Fate blessed Bobby Matos
. For a kid who dreamed of growing up to be a Latin jazz musician, he could not have been born in a more fortuitous time and place.
In the years after World War Two, Nueva York's Hispanic population exploded. Between the years 1940 and 1960, the number of Puerto Ricans increased from a mere 60,000 to over 600,000. The Cuban presence also increased exponentially but considerably less in absolute terms. But while Puerto Ricans dwarfed the Cuban physical presence, it was Cuban music that drove everyone wild!
Giants like Machito
, Mongo Santamaria
and Tito Puente
left their tropical islands and came to the island of Manhattan to play their congas, bongos and timbales. And play they did. The sizzling sounds with the Latin sabor intoxicated New Yorkers, who were soon dancing the nights away at the Palladium. The hot rhythms attracted the 50s glitterati like moths to a flame. Movie stars like Marlon Brando and Ava Gardner regularly sat at the front tables, with Brando even trying his hand on the bongos, on occasion, with mixed success.
Meanwhile, uptown in the Bronx, a young Puerto Rican by the name of Bobby Matos was tapping out the clave beat on all the pots and pans he could find in his Jewish Grandma's apartment. And as Paquito D'Rivera
observed in the film "Cachao," no one loves Cuban music like the Puerto Ricans. Matos was no exception. As a young teenager, Matos met Machito and even had the cojones to ask the great band leader to play something from his most recent album. And he obliged.
But Matos listened to more than the Latin sounds; he was open to all the sonic flavors that permeated the Bronx. While the mambo animated those elegant dancers at the Palladium, doo wop harmonies echoed through the hallways of Bronx apartment buildings. And the street corners also throbbed with young people doing the boogaloo to James Brown.
On the recording, Ritmo & Blues
(Cafe Con Bagels, 2014), Matos indulges all three of these early musical influences, as he performs several Latin jazz classics and injects Afro Latin sabor into several doo wop and soul tunes.
From the first note of the opening tune, "Hey Senorita," the listener is instantly transported to a world of greased back pompadours, convertibles and layered vocal harmonies. Matos, on timbales and congas, is joined by doo woppers, The Mighty Echoes. Matos rearranges Sam Cooke's "You Send Me," enlivening it with the "Latin tinge," as it has been called. The dynamic and sexy vocals of Candi Sosa
, sounding like a latin Tina Turner, Theo Saunders
insistent piano groove, Pablo Calogero

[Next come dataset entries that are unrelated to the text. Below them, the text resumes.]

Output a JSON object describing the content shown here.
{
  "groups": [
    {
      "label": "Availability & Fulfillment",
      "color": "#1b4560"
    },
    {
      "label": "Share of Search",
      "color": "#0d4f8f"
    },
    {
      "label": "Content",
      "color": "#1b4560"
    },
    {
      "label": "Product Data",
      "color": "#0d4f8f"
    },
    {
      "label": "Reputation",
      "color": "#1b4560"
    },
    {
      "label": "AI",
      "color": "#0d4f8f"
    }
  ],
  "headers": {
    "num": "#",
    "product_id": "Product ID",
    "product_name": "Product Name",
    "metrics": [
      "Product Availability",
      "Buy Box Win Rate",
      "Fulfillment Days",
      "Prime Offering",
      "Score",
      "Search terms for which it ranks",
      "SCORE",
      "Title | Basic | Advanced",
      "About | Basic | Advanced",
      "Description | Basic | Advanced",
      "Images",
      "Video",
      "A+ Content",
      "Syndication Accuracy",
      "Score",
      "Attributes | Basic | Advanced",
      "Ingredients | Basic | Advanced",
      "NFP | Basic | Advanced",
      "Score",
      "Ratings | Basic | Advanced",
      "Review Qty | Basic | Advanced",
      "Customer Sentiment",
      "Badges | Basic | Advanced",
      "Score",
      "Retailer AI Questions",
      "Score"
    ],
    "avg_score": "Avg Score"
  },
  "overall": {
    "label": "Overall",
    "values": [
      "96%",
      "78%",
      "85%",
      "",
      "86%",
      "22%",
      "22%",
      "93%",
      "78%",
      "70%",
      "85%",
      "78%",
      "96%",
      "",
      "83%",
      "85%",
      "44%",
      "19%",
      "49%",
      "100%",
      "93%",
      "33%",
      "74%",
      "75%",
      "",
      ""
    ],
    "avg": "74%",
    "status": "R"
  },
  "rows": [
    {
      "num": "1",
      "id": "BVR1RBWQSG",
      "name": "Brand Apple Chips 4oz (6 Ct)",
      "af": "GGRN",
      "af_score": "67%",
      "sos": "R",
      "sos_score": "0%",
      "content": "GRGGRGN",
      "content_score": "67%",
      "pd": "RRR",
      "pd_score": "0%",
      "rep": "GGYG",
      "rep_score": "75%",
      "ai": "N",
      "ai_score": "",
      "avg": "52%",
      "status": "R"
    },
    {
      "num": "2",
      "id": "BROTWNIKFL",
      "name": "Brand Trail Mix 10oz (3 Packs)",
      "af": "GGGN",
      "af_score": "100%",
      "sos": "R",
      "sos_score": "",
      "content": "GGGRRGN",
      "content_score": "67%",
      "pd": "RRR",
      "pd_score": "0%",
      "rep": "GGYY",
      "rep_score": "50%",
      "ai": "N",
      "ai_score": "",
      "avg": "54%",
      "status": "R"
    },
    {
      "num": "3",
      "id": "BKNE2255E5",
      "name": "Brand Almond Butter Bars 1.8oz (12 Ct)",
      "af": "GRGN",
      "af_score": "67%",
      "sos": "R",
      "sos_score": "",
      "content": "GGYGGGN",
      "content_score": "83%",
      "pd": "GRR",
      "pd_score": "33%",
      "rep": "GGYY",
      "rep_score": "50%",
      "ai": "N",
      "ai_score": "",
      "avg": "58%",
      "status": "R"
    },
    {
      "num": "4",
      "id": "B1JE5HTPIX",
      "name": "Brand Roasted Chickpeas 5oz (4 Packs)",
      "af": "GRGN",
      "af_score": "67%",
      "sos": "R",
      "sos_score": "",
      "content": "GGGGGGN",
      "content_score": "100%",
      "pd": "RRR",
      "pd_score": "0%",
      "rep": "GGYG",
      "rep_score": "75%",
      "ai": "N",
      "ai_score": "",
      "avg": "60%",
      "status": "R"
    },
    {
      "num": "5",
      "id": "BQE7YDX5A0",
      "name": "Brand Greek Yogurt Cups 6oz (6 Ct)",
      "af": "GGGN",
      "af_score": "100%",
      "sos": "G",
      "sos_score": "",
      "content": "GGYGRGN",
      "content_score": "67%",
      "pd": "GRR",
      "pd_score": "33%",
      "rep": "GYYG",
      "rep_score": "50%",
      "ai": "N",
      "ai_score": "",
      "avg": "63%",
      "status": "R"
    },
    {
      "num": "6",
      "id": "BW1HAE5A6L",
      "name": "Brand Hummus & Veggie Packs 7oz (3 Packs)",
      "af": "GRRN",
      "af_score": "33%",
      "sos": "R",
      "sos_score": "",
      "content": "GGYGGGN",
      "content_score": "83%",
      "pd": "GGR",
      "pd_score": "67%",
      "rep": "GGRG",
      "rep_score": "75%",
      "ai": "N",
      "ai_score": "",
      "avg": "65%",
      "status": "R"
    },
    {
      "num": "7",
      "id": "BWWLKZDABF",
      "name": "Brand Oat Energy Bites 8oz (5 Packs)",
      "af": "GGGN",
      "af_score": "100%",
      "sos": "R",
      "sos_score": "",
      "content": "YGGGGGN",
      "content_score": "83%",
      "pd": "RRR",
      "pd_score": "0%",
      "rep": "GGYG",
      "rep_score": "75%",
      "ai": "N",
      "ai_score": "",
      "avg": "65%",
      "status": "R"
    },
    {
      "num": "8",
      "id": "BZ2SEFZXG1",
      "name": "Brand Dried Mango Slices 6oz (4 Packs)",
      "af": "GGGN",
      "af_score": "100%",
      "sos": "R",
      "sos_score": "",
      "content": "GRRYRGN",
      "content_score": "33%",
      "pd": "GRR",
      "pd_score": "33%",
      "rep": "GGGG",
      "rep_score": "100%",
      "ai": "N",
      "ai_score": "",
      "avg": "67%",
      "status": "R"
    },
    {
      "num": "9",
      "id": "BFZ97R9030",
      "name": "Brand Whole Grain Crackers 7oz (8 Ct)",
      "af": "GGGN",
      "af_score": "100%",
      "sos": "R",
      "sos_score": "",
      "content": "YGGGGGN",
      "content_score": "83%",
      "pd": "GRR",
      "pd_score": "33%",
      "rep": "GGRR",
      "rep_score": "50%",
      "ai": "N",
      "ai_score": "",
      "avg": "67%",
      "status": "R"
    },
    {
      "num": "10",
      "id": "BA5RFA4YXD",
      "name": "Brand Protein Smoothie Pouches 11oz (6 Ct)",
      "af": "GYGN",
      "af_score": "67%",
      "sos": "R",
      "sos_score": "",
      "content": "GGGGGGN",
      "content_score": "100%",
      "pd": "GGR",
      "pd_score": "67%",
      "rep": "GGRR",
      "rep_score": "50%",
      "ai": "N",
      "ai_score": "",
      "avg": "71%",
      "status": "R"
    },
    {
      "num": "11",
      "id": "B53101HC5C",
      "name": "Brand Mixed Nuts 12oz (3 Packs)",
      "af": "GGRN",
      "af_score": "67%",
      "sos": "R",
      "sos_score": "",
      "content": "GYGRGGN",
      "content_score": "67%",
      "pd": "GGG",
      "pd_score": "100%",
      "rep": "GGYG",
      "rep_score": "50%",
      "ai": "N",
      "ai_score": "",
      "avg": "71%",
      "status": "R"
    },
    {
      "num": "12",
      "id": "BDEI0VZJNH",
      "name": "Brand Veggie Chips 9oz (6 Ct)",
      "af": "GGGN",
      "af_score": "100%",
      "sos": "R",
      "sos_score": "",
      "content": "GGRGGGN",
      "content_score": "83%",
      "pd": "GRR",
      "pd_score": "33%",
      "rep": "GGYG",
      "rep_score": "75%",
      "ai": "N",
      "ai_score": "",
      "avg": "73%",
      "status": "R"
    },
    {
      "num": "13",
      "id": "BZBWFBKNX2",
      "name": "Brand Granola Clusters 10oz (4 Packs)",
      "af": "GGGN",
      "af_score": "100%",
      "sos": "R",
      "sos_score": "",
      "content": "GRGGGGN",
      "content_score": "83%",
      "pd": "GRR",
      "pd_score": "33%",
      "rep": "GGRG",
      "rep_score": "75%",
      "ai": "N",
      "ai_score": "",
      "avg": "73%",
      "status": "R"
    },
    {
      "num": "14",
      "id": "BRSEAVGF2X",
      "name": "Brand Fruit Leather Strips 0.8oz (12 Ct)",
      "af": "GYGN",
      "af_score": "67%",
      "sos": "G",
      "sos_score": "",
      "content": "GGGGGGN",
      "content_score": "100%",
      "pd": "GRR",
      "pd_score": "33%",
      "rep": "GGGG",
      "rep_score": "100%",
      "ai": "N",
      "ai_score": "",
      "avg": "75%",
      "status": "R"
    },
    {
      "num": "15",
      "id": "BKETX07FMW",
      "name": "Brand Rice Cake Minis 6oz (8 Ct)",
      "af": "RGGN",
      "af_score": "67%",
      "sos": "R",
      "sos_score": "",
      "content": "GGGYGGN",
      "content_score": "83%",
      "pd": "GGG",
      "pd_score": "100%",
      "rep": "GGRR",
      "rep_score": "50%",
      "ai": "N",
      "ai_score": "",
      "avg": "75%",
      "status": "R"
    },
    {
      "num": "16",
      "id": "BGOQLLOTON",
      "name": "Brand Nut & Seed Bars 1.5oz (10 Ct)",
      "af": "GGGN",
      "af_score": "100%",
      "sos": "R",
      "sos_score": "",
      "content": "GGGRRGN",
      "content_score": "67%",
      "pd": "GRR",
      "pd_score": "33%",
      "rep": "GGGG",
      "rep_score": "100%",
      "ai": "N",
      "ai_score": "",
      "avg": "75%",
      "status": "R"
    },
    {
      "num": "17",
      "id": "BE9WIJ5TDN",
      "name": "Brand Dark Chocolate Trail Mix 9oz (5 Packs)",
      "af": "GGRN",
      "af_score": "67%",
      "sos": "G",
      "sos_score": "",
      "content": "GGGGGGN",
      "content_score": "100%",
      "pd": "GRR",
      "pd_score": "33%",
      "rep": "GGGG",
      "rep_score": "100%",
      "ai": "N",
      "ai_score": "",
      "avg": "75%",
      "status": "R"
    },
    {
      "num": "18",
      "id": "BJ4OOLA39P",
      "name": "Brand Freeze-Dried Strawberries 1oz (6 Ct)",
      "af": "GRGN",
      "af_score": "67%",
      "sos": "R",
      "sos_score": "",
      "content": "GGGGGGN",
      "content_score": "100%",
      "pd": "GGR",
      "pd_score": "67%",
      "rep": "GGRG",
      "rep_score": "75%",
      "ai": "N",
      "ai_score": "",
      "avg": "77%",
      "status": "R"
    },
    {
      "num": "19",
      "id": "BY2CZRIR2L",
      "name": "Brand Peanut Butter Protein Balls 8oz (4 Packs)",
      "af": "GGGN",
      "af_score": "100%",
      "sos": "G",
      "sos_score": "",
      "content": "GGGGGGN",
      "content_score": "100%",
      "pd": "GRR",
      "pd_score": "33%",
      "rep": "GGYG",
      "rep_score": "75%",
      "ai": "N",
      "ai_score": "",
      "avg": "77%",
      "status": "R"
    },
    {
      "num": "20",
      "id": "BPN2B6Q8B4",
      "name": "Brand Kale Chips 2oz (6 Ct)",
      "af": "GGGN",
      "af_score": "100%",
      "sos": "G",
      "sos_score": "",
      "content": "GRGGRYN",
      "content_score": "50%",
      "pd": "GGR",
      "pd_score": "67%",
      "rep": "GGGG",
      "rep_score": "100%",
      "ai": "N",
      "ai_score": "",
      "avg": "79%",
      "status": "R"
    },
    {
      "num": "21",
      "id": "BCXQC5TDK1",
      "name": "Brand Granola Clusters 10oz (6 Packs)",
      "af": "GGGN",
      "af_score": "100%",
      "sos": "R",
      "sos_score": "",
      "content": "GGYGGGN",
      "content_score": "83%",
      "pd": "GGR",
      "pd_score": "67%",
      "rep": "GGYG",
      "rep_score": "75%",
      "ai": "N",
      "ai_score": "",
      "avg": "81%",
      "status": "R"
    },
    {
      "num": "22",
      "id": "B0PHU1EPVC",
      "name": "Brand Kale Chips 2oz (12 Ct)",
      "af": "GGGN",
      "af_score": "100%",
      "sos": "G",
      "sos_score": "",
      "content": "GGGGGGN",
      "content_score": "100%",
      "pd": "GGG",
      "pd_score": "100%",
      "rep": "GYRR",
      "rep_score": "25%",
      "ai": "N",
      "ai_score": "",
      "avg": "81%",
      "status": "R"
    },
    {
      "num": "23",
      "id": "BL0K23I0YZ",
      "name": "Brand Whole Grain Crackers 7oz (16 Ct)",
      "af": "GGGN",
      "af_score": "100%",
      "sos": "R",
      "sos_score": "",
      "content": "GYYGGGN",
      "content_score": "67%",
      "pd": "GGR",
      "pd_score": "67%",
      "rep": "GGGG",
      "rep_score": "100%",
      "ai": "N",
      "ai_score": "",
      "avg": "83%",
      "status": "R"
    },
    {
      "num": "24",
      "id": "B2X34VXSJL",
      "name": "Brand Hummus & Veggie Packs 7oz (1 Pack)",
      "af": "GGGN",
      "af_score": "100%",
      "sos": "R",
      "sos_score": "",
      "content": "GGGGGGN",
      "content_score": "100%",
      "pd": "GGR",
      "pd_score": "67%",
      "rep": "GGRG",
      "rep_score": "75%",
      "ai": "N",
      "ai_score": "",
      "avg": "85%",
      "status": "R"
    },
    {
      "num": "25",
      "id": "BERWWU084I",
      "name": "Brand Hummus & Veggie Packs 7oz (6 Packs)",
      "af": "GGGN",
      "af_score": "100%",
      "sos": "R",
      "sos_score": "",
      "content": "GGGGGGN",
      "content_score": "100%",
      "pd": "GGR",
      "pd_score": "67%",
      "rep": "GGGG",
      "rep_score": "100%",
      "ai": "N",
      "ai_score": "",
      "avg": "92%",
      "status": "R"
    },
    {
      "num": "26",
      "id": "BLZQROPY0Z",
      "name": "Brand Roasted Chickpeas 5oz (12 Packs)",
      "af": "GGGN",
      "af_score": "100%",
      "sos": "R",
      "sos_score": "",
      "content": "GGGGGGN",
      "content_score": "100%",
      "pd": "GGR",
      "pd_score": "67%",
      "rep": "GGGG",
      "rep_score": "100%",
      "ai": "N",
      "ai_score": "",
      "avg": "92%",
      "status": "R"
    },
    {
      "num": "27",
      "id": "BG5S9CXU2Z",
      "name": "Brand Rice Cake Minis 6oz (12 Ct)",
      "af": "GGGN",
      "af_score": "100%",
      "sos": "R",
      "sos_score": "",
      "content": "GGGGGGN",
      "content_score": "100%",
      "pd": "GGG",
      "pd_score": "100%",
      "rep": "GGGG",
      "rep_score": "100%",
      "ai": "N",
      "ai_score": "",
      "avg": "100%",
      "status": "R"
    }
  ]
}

's intoxicating flute work and Matos' timbales transform this soul standard into a hip swayin' charanga.
Matos displays his considerable vocal chops on the classic, "Fever," which the band plays as a slow mambo. Victor Cegarra's heavy piano rhythms, Ismael Carlo on coro and Matos on conga create a haunting, minimalist Latin soundscape to this 50s classic that was Peggy Lee's trademark tune.
Listening to "Bruca Manigua," one can easily imagine two lovers on a romantic, starlit walk along a white, sandy Cuban beach. Violinist Dan Weinstein, Calogero's bird-like flute and Matos on assorted percussion highlight this guajira. Matos performs the Horace Silver
classic, "Senor Blues," with vocals by the legendary Joe Bataan, who burst on to the latin soul and bugalu scene in the late-1960s. The Cats get into a serious latin funk groove on this familiar tune as they take it crosstown to East Harlem.
At a recent CD release party in Los Angeles, Matos and his band transformed a grassy knoll into Mambolandia. The intoxicating rhythms that they played might just as well have been driving the dancers at the Palladium. Machito and Tito Puente may be gone, but in the experienced hands of Bobby Matos, those mambo rhythms are alive and well.
1st Hey Senorita; 2nd Senor Blues(vocal); 3rd Bruca Manigua; 4th You Send Me;
Dejarla Pasar; 6th Fever; 7th Lover Boy; 8th Tin Tin Deo; 9th I Want You; 10th
11th Unchain My Heart; 12th Ain't Too Proud To Beg; 13th Shoo Doo Be Doo;
Bobby Matos: timbales, congas, guiro, coro, vocals; Theo Saunders: piano;
Melendez: congas, bata drum; Dan Weinstein: trombones, violins; Pablo
soprano, tenor & baritone saxophones; Eliseo Borrero: bass, acoustic guitar,
piano; Frank Fontaine: tenor sax; Jud Matos: percussion; Ismael Carlo: coro;
artists: Joe Bataan; Candi Sosa; The Mighty Echoes; Estaire Godinez: vocals